WHAT IS EXPECTED: Restate each of the lines below word for word and drop every picture.
** DATA FOR THIS TASK follows **
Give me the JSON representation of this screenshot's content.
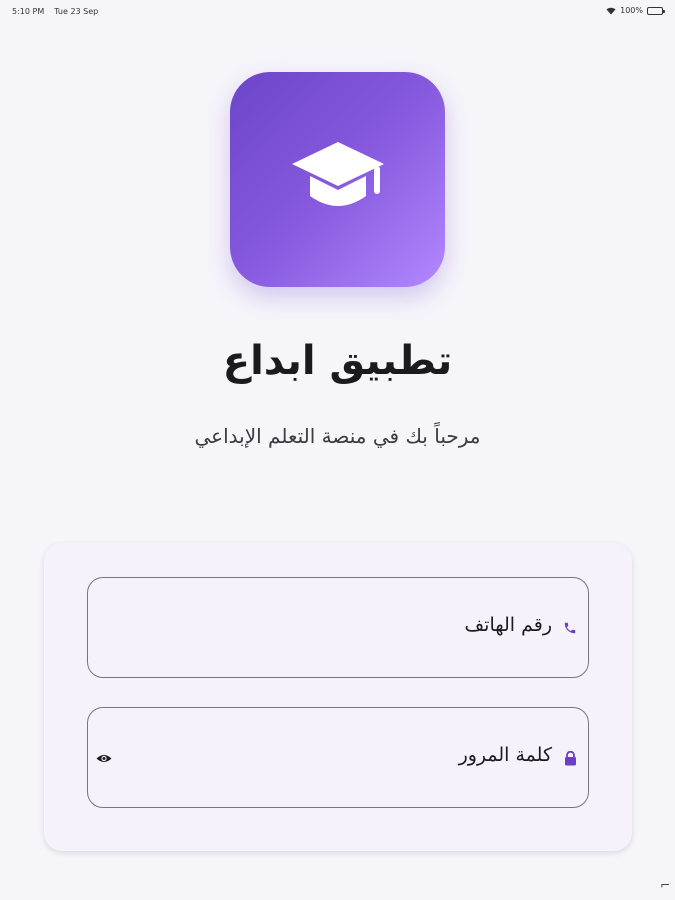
{
  "status_bar": {
    "time": "5:10 PM",
    "date": "Tue 23 Sep",
    "battery": "100%"
  },
  "app": {
    "title": "تطبيق ابداع",
    "subtitle": "مرحباً بك في منصة التعلم الإبداعي"
  },
  "form": {
    "phone_label": "رقم الهاتف",
    "password_label": "كلمة المرور"
  },
  "colors": {
    "accent": "#7b4fd6",
    "gradient_start": "#6c45c9",
    "gradient_end": "#b388ff",
    "card_background": "#f6f2fb",
    "field_border": "#79747e"
  },
  "icons": {
    "logo": "graduation-cap-icon",
    "phone": "phone-icon",
    "password": "lock-icon",
    "visibility": "eye-icon"
  }
}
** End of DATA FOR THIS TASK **
RESULT:
Give me the JSON representation of this screenshot's content.
{
  "status_bar": {
    "time": "5:10 PM",
    "date": "Tue 23 Sep",
    "battery": "100%"
  },
  "app": {
    "title": "تطبيق ابداع",
    "subtitle": "مرحباً بك في منصة التعلم الإبداعي"
  },
  "form": {
    "phone_label": "رقم الهاتف",
    "password_label": "كلمة المرور"
  },
  "colors": {
    "accent": "#7b4fd6",
    "gradient_start": "#6c45c9",
    "gradient_end": "#b388ff",
    "card_background": "#f6f2fb",
    "field_border": "#79747e"
  },
  "icons": {
    "logo": "graduation-cap-icon",
    "phone": "phone-icon",
    "password": "lock-icon",
    "visibility": "eye-icon"
  }
}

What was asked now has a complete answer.